    A repair install can be a big deal. With a repair install you stand a much
    better chance of toasting your data.

    scannow sfc (sfc.exe)
    http://www.updatexp.com/scannow-sfc.html

    Description of Windows XP and Windows Server 2003 System File Checker
    (Sfc.exe)
    http://support.microsoft.com/?kbid=310747

    Description of the Windows File Protection Feature
    http://support.microsoft.com/default.aspx?scid=kb;en-us;222193

    [[Warning!
    Should you do a repair install; and is it the best choice?
    A Repair Install is not foolproof, and should not be considered the cure-all
    fix for non-boot situations. Check the link below for an option for
    recovering from a non-boot event. ]]

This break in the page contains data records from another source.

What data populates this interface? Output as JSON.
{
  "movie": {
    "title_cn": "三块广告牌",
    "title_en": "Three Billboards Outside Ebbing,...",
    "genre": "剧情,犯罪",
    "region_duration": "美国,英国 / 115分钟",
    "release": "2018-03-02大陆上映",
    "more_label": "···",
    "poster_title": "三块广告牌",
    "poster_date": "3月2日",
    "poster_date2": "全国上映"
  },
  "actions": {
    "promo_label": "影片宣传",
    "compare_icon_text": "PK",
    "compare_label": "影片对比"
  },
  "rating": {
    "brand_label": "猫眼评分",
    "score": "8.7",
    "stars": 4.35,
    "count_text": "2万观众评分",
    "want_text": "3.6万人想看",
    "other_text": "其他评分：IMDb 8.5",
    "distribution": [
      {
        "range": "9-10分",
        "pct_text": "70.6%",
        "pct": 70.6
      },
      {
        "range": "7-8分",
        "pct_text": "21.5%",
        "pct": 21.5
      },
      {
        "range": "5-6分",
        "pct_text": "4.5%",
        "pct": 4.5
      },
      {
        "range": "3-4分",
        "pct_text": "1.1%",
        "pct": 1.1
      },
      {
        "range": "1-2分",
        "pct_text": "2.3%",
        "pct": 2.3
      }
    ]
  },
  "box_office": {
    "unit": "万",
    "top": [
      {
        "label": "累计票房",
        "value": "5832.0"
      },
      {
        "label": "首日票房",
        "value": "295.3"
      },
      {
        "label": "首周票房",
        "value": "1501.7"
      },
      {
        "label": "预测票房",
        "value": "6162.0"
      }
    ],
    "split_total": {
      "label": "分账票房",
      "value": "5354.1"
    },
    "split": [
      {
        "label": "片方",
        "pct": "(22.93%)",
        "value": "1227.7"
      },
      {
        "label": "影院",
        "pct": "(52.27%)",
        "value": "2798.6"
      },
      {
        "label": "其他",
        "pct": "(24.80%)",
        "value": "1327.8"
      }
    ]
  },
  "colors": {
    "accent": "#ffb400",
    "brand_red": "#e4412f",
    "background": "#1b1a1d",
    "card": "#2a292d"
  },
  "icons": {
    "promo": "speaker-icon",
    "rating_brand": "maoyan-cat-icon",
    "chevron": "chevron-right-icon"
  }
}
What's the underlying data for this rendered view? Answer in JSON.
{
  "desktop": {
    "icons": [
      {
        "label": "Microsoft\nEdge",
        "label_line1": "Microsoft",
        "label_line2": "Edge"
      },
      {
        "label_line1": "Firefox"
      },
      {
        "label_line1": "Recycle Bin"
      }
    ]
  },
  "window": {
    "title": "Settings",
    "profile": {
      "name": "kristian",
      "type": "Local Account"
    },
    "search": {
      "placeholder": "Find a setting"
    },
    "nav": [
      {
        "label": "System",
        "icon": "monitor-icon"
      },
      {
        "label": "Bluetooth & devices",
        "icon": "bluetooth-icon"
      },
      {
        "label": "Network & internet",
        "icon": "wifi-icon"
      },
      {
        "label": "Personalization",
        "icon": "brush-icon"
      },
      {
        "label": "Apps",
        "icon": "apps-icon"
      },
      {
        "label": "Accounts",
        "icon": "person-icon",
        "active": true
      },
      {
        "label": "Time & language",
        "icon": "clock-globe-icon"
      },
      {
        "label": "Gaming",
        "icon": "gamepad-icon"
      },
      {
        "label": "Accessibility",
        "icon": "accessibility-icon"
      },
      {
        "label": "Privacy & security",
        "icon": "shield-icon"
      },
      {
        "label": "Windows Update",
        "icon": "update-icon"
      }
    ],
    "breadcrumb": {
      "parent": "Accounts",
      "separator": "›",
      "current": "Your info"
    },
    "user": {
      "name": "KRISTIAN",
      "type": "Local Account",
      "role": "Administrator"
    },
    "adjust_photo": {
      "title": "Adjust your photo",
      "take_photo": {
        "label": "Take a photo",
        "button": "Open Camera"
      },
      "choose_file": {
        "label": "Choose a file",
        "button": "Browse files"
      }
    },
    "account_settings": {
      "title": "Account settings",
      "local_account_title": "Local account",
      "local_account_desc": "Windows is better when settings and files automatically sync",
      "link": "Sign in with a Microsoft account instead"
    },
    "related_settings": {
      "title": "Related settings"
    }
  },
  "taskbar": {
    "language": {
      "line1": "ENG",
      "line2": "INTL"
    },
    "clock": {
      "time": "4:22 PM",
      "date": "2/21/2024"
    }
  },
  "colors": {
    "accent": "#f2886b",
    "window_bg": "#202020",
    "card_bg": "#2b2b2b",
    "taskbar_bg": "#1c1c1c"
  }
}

    Lots of info here...
    How to Perform a Windows XP Repair Install
    http://michaelstevenstech.com/XPrepairinstall.htm

    --
    Hope this helps. Let us know.
    Wes

    In news:EF3A2A74-2FB2-48F5-B61F-48F782947637@microsoft.com,
    Arad <Arad@discussions.microsoft.com> hunted and pecked:
    > "Ted Zieglar" wrote:
    >
    >> You run the System File Checker when you are experiencing problems
    >> with Windows that you suspect may be due to system files that have
    >> been changed or deleted.
    >>
    >> You perform a repair install when you are experiencing problems with
    >> Windows that cannot be solved in any other way.
    >>
    >> Ted Zieglar
    >
    > thanks, I understand , but not fully
    > do you can tell me some example of each situation we must use one of
    > them tools
  4. Archived from groups: microsoft.public.windowsxp.perform_maintain (More info?)

    Arad wrote:
    > "Ted Zieglar" wrote:
    >
    >
    >>You run the System File Checker when you are experiencing problems with
    >>Windows that you suspect may be due to system files that have been changed
    >>or deleted.
    >>
    >>You perform a repair install when you are experiencing problems with Windows
    >>that cannot be solved in any other way.
    >>
    >>Ted Zieglar
    >
    >
    > thanks, I understand , but not fully
    > do you can tell me some example of each situation we must use one of them
    > tools
    >
    >
    >

    What Ted was saying was, try SFC first, and if that doesn't work do a
    repair install, but the latter should be a last resort. Maybe you should
    tell *us* what problems you're having.
  5. Archived from groups: microsoft.public.windowsxp.perform_maintain (More info?)

    On Sun, 5 Dec 2004 07:15:16 -0700, "Wesley Vogel"

    >To add to what Ted wrote, when running the System Files Checker (sfc.exe)
    >chances are really slim that any of your data will be toasted. Using sfc is
    >like using defrag or chkdsk, no big deal. Just system maintenance.

    Any of these (and anything else that writes to disk, which includes
    Windows itself) can be a problem if the hardware's flaky, hard drive
    is failing, or file system is messed up. Which are three likely
    causes of general PC distress that may suggest a re-install.

    The more is written, the worse the risk - so I'd consider SFC and
    ChkDsk to be lower risk than Defrag and a re-install.

    >A repair install can be a big deal. With a repair install you stand a much
    >better chance of toasting your data.

    Yep.

    >A Repair Install is not foolproof, and should not be considered the cure-all
    >fix for non-boot situations.

    http://cquirke.mvps.org/reinst.htm refers.


    >--------------- ---- --- -- - - - -
    I'm baaaack!
    >--------------- ---- --- -- - - - -
Ask a new question

Read More

Microsoft CD-Rom Command Prompt Windows XP